John Kennedy / Flickr Creative Commons

Late winter is the anteroom to early spring, growing the birdsong, rousing small mammals to courtship, drawing the first bulbs from under the snow.

Now comes the close of winter berryfall: the red honeysuckle berries have long ago fallen or been taken by birds. The orange fruit of the evergreen euonymous vines and the bittersweet vines has completed its planting. Overwintering robins eat and seed the crab apples.

Sam Leech / Flickr Creative Commons

By the end of January, deep winter moves to its close, and late winter is carried into the nation by the lengthening days and the relentless south winds that always follow each cold spell.

The sun approaches a declination of 19 degrees on the 25th, putting it at its mid-November noontime height, and marking more than 20 percent of the way to spring equinox.

John Winkelman / Flickr Creative Commons

Now when the nation lies exactly in the middle of its peak snow period and average temperatures are the lowest of the year, then the advance of spring quickens, and the night starts contracting by two to three minutes each day all the way into June. Crows know all about the expanding daylight. Their migration cycle typically starts at the early edge of the night’s retreat. Junco movement begins in mid-January, too, just as the sun comes into Aquarius.

Rebecca Stanek / Flickr Creative Commons

In some ways, nothing seems to change within the center of Deep Winter. Still, what may appear to be the status quo is actually transformation – and its pieces measure the progress of Earth toward equinox.

Last year’s plants, are all giving way to the weather, leading the land back toward the sun. The hulls of last June’s sweet rockets and August’s wild cucumbers are empty, brittle and delicate like shed snakeskin. Asters and boneset seeds are gone. Milkweed pods are stained and empty.

Andrea Marutti / Flickr Creative Commons

One of the easiest ways to get a little control over winter is to count the major cold fronts that reach your house between now and the middle of February (when earliest spring often arrives along the 40th Parallel). See how many of those cold fronts you can record on your calendar. If you have a barometer or thermometer, you can follow them by making graph of ups and downs! Or you can cheat by checking the Internet.

blmiers2 / Flickr Creative Commons

“We live in memory, and our spiritual life is at bottom simply the effort of our memory to persist, to transform itself into hope…into our future,” states the philosopher, Miguel de Unamuno.
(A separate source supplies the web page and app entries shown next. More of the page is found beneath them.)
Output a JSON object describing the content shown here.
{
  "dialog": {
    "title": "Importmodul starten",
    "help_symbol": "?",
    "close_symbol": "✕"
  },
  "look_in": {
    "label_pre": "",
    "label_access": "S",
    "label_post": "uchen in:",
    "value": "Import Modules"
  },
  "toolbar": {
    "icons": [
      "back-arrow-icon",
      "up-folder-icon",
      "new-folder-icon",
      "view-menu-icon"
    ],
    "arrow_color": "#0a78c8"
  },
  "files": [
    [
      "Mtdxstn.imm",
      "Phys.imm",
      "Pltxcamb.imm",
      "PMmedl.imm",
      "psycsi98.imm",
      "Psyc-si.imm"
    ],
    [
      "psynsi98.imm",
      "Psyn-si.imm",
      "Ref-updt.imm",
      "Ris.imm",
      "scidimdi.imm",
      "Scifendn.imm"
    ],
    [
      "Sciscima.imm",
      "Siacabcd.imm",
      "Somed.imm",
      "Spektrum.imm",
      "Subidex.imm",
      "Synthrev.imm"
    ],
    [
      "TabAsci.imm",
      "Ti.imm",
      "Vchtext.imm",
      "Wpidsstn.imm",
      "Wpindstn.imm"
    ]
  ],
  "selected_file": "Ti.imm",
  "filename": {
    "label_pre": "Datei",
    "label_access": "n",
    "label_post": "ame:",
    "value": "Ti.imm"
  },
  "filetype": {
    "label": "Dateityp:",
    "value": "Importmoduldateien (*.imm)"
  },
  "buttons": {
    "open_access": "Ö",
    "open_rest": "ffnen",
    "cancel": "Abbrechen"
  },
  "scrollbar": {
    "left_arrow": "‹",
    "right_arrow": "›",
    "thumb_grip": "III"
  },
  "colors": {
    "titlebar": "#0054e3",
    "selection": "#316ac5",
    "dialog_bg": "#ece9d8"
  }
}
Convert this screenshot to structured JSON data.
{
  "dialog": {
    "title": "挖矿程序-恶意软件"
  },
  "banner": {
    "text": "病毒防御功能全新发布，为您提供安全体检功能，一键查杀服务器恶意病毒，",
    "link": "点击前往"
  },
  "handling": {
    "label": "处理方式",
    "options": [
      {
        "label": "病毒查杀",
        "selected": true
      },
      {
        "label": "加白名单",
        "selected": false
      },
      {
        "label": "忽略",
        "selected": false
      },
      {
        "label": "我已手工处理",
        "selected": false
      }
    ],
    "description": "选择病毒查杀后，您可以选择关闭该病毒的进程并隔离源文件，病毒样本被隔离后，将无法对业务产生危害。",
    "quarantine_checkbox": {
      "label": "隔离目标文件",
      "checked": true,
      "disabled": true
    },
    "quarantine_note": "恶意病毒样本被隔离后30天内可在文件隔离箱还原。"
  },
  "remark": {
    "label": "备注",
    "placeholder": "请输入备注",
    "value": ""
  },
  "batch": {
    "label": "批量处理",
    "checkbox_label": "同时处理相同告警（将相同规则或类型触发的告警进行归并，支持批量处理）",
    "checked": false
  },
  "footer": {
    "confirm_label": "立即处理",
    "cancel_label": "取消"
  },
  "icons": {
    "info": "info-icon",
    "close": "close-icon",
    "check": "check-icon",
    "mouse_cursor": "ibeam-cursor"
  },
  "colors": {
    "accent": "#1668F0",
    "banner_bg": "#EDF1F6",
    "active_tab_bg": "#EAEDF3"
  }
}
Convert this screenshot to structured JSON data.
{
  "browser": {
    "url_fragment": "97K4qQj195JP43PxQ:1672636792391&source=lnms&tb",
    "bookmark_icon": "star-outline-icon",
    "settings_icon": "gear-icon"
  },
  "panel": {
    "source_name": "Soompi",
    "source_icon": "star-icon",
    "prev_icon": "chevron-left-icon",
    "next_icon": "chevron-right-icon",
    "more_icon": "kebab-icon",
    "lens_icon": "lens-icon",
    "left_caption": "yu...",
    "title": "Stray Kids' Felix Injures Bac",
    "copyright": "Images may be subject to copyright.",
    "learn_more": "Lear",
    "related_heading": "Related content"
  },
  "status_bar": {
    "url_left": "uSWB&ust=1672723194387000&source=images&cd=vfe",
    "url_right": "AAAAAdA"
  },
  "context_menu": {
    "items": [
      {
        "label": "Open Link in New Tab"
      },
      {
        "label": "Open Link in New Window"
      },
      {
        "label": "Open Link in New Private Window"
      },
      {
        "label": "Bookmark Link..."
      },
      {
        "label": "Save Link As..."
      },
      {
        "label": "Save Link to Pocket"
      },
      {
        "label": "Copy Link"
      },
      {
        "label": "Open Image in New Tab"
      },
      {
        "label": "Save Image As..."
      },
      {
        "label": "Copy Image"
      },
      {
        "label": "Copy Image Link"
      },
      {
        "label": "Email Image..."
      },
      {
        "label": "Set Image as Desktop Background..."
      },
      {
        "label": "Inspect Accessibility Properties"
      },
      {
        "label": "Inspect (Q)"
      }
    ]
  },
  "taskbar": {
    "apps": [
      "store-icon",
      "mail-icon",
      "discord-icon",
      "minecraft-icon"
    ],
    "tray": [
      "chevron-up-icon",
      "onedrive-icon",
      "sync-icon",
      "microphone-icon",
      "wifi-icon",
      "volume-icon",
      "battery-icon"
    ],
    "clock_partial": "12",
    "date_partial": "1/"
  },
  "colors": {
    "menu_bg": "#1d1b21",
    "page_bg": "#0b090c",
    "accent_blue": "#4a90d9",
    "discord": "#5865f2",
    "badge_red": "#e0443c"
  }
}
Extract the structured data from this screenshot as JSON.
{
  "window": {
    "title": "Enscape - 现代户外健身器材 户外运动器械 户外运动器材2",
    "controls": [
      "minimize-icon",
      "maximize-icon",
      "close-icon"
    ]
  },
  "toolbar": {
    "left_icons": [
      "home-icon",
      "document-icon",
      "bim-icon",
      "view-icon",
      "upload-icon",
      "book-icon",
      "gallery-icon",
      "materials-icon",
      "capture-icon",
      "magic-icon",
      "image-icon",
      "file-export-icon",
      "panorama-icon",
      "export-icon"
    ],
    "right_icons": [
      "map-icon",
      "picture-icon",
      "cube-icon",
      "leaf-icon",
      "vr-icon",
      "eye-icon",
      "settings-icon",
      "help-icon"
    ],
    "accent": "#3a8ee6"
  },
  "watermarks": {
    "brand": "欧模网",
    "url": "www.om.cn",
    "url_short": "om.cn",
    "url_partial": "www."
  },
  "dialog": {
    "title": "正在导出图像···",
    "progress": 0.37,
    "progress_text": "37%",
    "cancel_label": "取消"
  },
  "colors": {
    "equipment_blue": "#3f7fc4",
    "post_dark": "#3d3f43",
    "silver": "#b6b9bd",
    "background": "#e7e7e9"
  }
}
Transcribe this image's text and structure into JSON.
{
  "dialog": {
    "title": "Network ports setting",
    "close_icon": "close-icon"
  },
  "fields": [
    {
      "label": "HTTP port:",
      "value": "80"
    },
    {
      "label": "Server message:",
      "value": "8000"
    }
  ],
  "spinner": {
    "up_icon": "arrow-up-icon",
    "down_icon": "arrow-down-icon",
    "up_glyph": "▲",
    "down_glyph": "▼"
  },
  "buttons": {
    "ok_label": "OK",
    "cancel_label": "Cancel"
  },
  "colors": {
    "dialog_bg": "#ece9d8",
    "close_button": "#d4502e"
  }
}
Of course, once you have uncovered the span the year's cycle, you can see the past and tell the future. Stasis and passage become inseparable. Awareness of landmarks in the seasons encompasses not only what was but what still may be.

Randi Hausken / Flickr Creative Commons

The shrinking Sandhill Crane Moon wanes throughout the week darkening the longest nights of the year, and continuing to call the cranes to the south, until on the 21st it becomes the Marauding Mouse Moon, the first day of the worst time of rodents in kitchens and basements and attics as those creatures flee from the cold.

That moon becomes new at 8:36 in the evening of the 21st, just 33 minutes later than the official moment of winter solstice, and at the very same time that the sun moves into its deep winter sign of Capricorn.